He is survived by his wife, Patricia, of 51 years, daughter Barbara of Rockville, Maryland, and son Russell and family of Grafing, Germany, with three granddaughters.
John L. Burmeister, Alumni Distinguished Professor of Chemistry and Biochemistry, published a tribute to Dr. Brill in Blue Hen Chemist upon his retirement in 2006. In that piece, Burmeister wrote, “Throughout his 36 years in Newark, Tom demonstrated an exemplary commitment to scholarly research, education and service to his profession.” He noted that in addition to his service to the Department of Chemistry and Biochemistry, where he also served as interim chair in 1985-86, Dr. Brill held joint appointments in the Department of Art Conservation from 1988-2006 and in the Department of Chemical Engineering from 1993-2002. Dr. Brill served as a visiting professor at the University of Oregon and Zhongshan University in China.
The article also mentions several of his honors, including the R.C. Glenn Award from the ACS Division of Fuel Chemistry, honorary fellow status from the High Energy Materials Society of India and the Spectroscopist-of-the-Year Award from the Society of Applied Spectroscopy.
Burmeister noted, “Research was Tom's first love, and the breadth of his interests were so broad that they defied categorization in the traditional categories. His research projects ranged from the very basic (curiosity-driven) to the applied: nuclear quadrupole resonance spectroscopy, synthetic organometallic chemistry, and chemistry at extreme conditions. The last-named included ground-breaking studies of highly energetic materials, which resulted in state-of-the-art advances in spectroscopic techniques, and the patenting of the now widely used Brill Cell, as well as studies of water at extremely high pressure and temperature.”
On April 7, 2006, an afternoon symposium was held on campus in Dr. Brill’s honor, and at that event 24 of his former graduate students described how Dr. Brill had affected their lives.
Burmeister’s article concludes, “Tom was, and is, a Man for All Seasons.”
Other colleagues also have shared comments about Dr. Brill:
Burnaby Munson, C. Eugene Bennett Chair of Chemistry, said, “Tom was an outstanding scientist, an excellent colleague and a great friend who has been much missed by the department since his retirement.”
Cecil Dybowski, Francis Alison Professor of Chemistry and Biochemistry, said, “Tom was great at everything he did. And he was one of the most delightful colleagues with whom to work. I remember distinctly one incident. After I had bought my first home here in Newark, he appeared at my office, and said something like ‘Congratulations. We now know what you will be doing on weekends,’ accompanied by that smile of his. UD was indeed fortunate to have him as a member of the faculty.”

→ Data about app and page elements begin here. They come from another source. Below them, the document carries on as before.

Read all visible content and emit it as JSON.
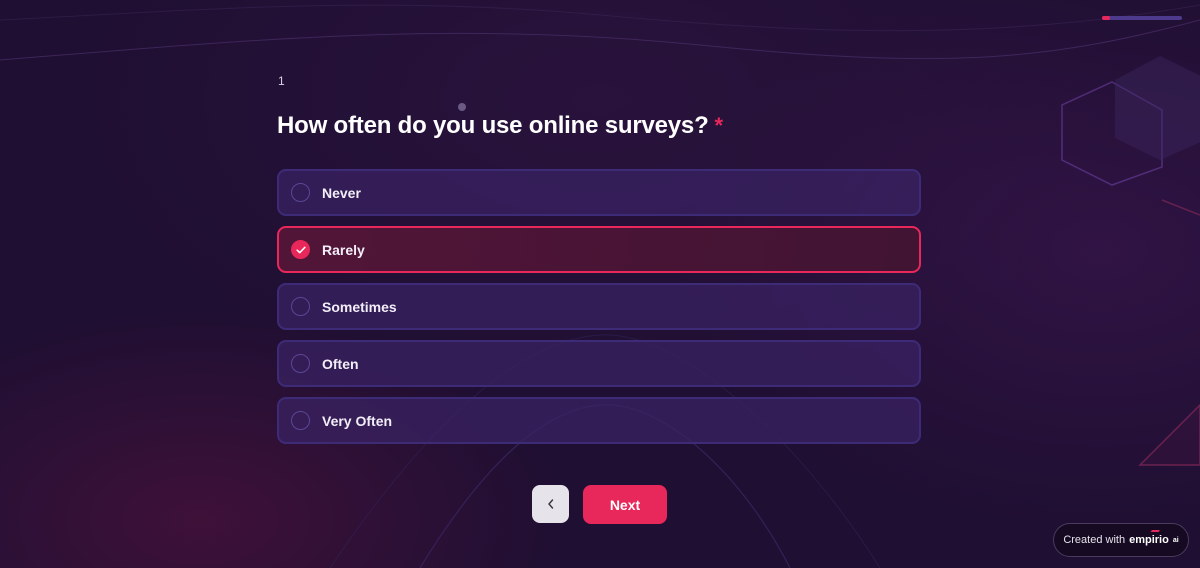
{
  "progress": {
    "fraction": 0.1
  },
  "question": {
    "number": "1",
    "title": "How often do you use online surveys?",
    "required_mark": "*"
  },
  "options": [
    {
      "label": "Never",
      "selected": false
    },
    {
      "label": "Rarely",
      "selected": true
    },
    {
      "label": "Sometimes",
      "selected": false
    },
    {
      "label": "Often",
      "selected": false
    },
    {
      "label": "Very Often",
      "selected": false
    }
  ],
  "navigation": {
    "back_icon": "chevron-left-icon",
    "next_label": "Next"
  },
  "badge": {
    "prefix": "Created with",
    "brand": "empirio",
    "brand_suffix": "ai"
  },
  "colors": {
    "accent": "#e8275a",
    "background": "#1f0f32",
    "option_border": "#3e2b78"
  }
}
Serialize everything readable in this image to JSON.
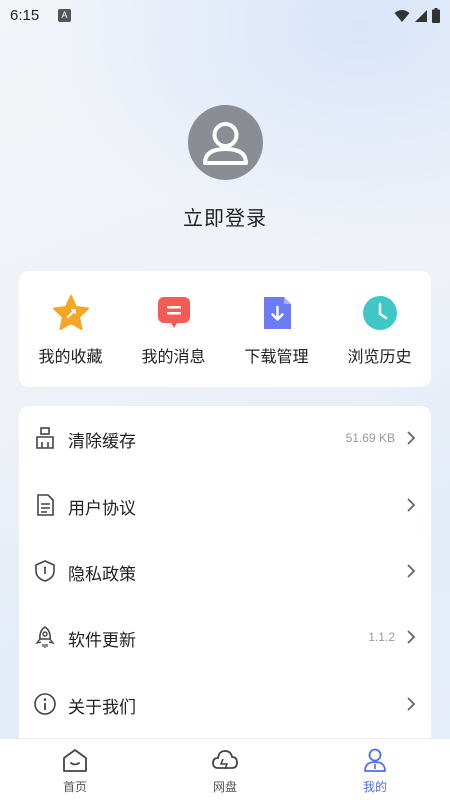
{
  "status_bar": {
    "time": "6:15",
    "notification_badge": "A"
  },
  "profile": {
    "login_text": "立即登录"
  },
  "quick_actions": [
    {
      "label": "我的收藏",
      "icon": "star-icon"
    },
    {
      "label": "我的消息",
      "icon": "message-icon"
    },
    {
      "label": "下载管理",
      "icon": "download-icon"
    },
    {
      "label": "浏览历史",
      "icon": "clock-icon"
    }
  ],
  "settings": [
    {
      "label": "清除缓存",
      "value": "51.69 KB",
      "icon": "broom-icon"
    },
    {
      "label": "用户协议",
      "value": "",
      "icon": "document-icon"
    },
    {
      "label": "隐私政策",
      "value": "",
      "icon": "shield-icon"
    },
    {
      "label": "软件更新",
      "value": "1.1.2",
      "icon": "rocket-icon"
    },
    {
      "label": "关于我们",
      "value": "",
      "icon": "info-icon"
    }
  ],
  "bottom_nav": [
    {
      "label": "首页",
      "icon": "home-icon",
      "active": false
    },
    {
      "label": "网盘",
      "icon": "cloud-icon",
      "active": false
    },
    {
      "label": "我的",
      "icon": "user-icon",
      "active": true
    }
  ],
  "colors": {
    "accent": "#4a6ff0",
    "star": "#f5a623",
    "message": "#f25c54",
    "download": "#6b7cf5",
    "clock": "#3fc7c7"
  }
}
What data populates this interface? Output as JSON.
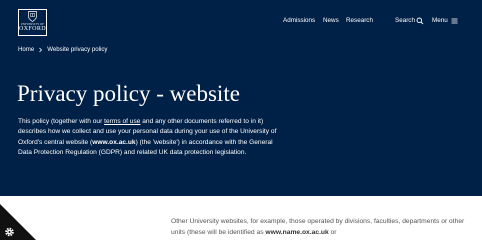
{
  "logo": {
    "line1": "UNIVERSITY OF",
    "line2": "OXFORD"
  },
  "nav": {
    "admissions": "Admissions",
    "news": "News",
    "research": "Research",
    "search": "Search",
    "menu": "Menu"
  },
  "breadcrumb": {
    "home": "Home",
    "current": "Website privacy policy"
  },
  "title": "Privacy policy - website",
  "intro": {
    "p1": "This policy (together with our ",
    "link": "terms of use",
    "p2": " and any other documents referred to in it) describes how we collect and use your personal data during your use of the University of Oxford's central website (",
    "url": "www.ox.ac.uk",
    "p3": ") (the 'website') in accordance with the General Data Protection Regulation (GDPR) and related UK data protection legislation."
  },
  "body": {
    "p1": "Other University websites, for example, those operated by divisions, faculties, departments or other units (these will be identified as ",
    "url": "www.name.ox.ac.uk",
    "p2": " or"
  },
  "colors": {
    "navy": "#002147",
    "white": "#ffffff",
    "body_text": "#555555"
  },
  "icons": {
    "crest": "crest-icon",
    "search": "search-icon",
    "menu": "menu-icon",
    "breadcrumb": "chevron-right-icon",
    "cookie": "gear-icon"
  }
}
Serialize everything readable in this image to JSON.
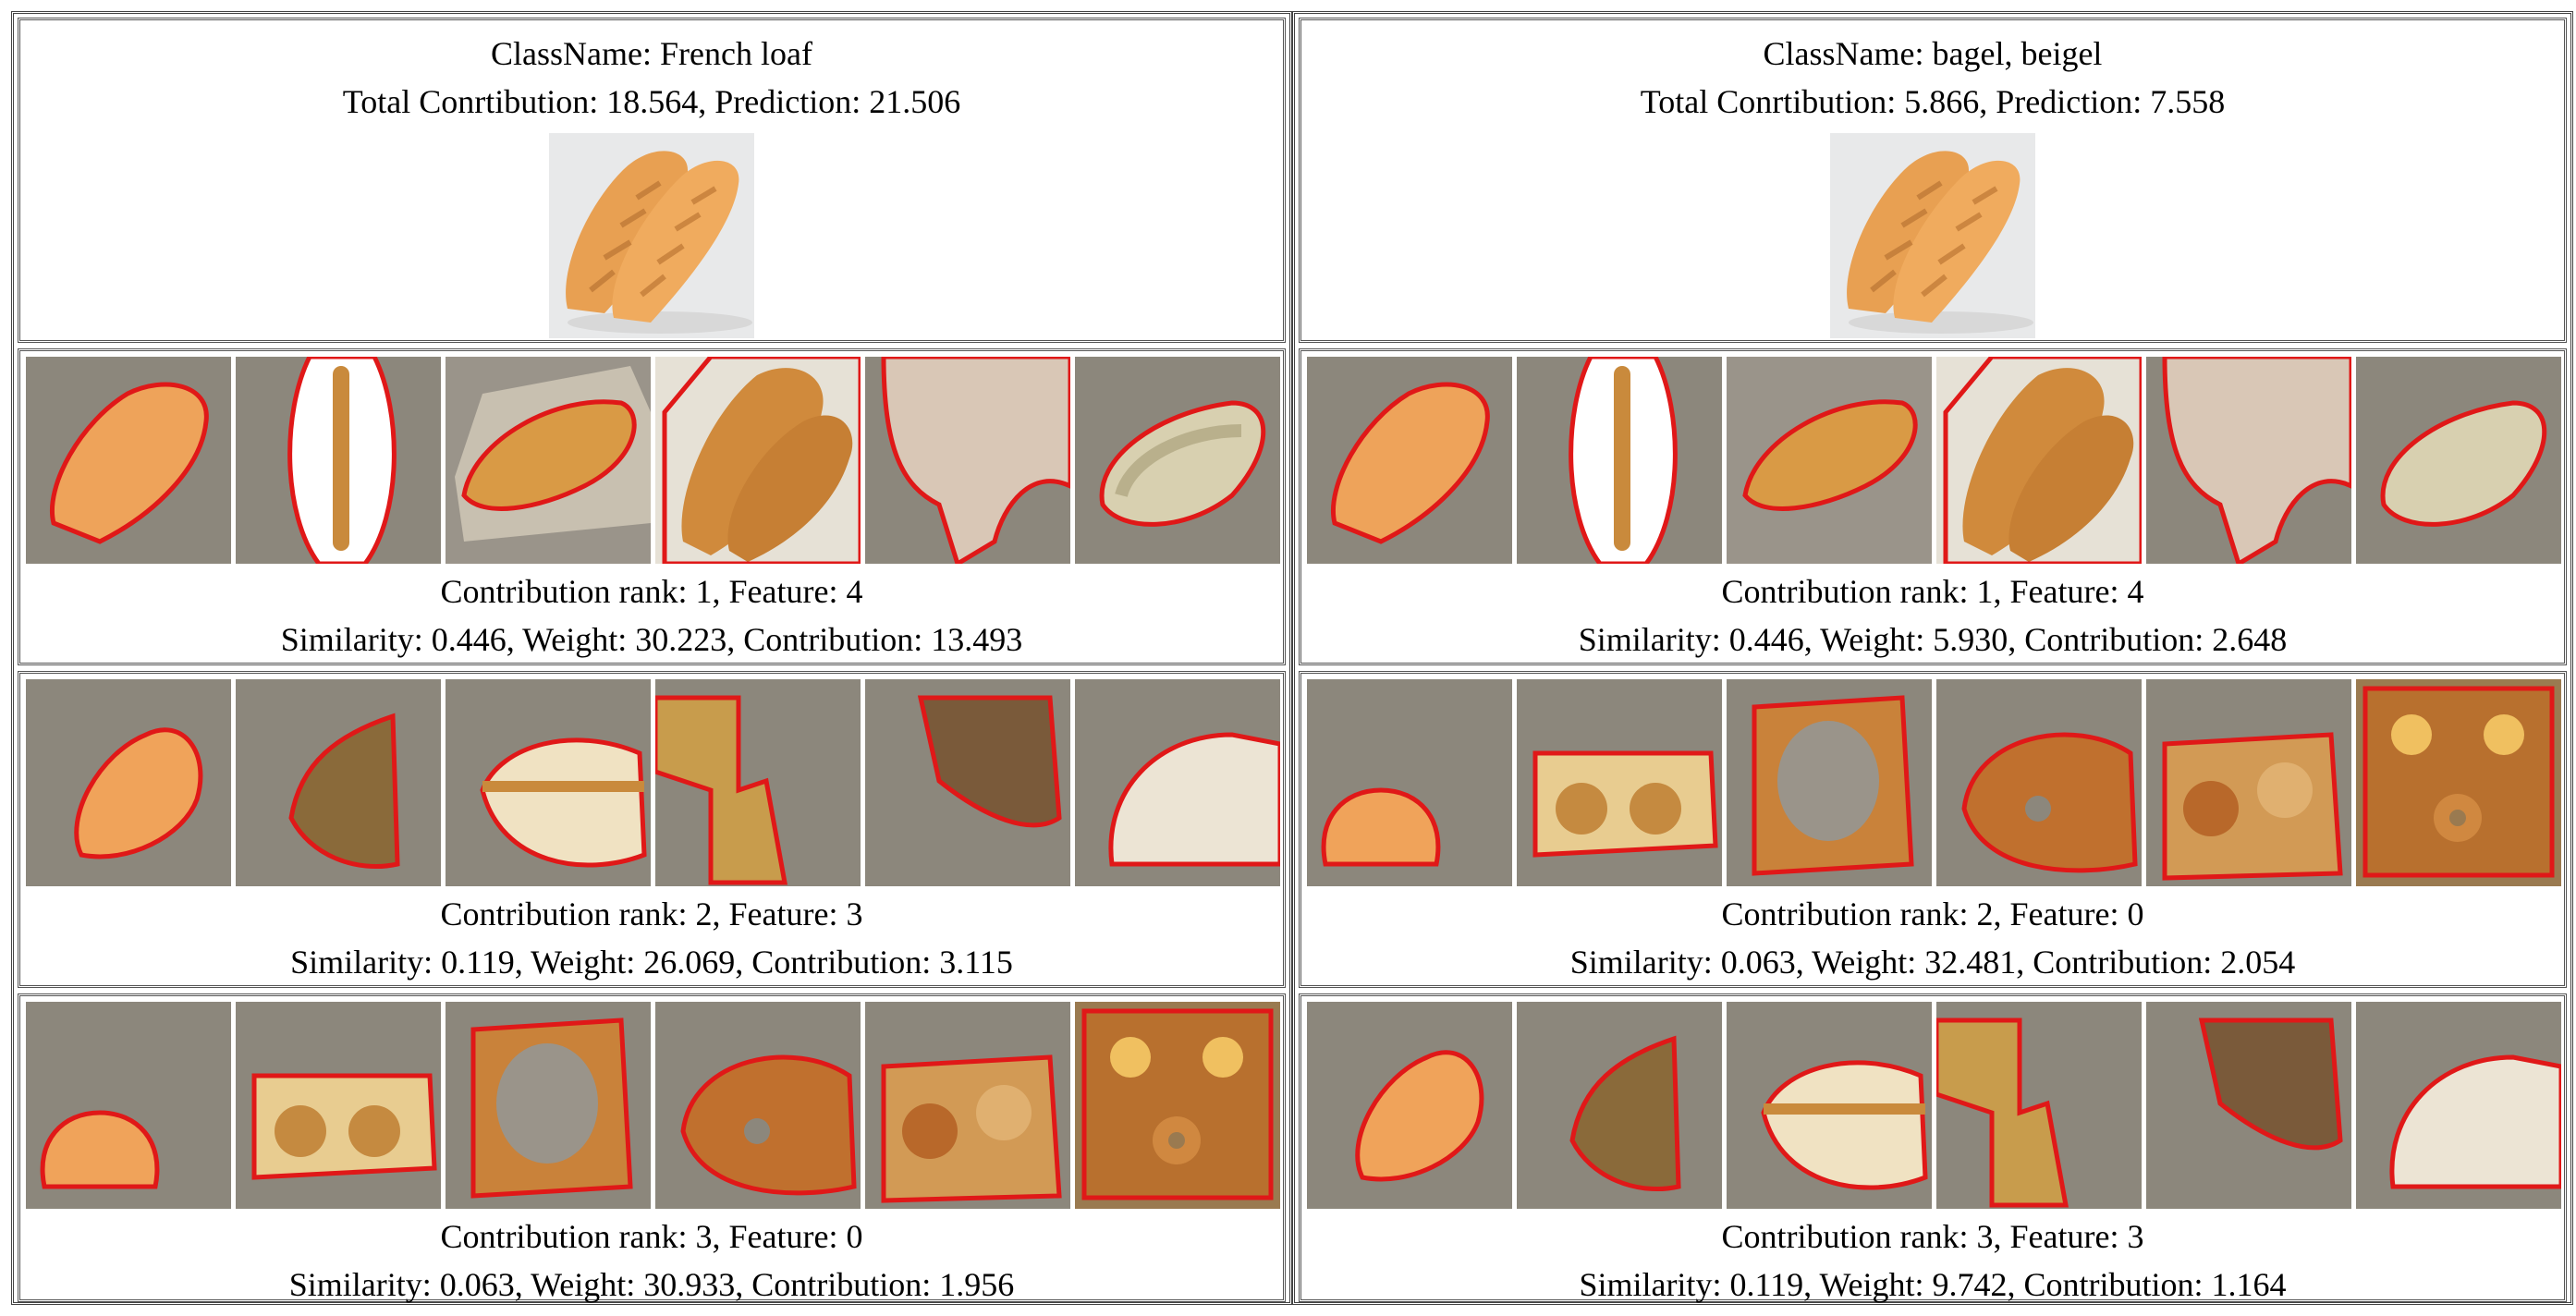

Calling Dr. Brill “a true scholar-teacher,” Charles Riordan, vice president for research, scholarship and innovation, said, “His interests were remarkably deep, spanning classical organometallic chemistry, high energy materials and the interaction of light with antiquities. Tom was a highly sought-after consultant. He was a thoughtful and understated colleague and mentor, whose scientific impact continues through the careers of the excellent students he produced.”
The family will hold a celebration of his life at 11:30 a.m., Sunday, Aug. 19, in the Hefner Auditorium, Diamond Building, Asbury Methodist Village, 415 Russell Ave., Gaithersburg, Maryland. Lunch in Hefner Auditorium will follow the celebration.
In Dr. Brill’s memory, the family suggests a surprise gift to a worker who may be on a subsistence income.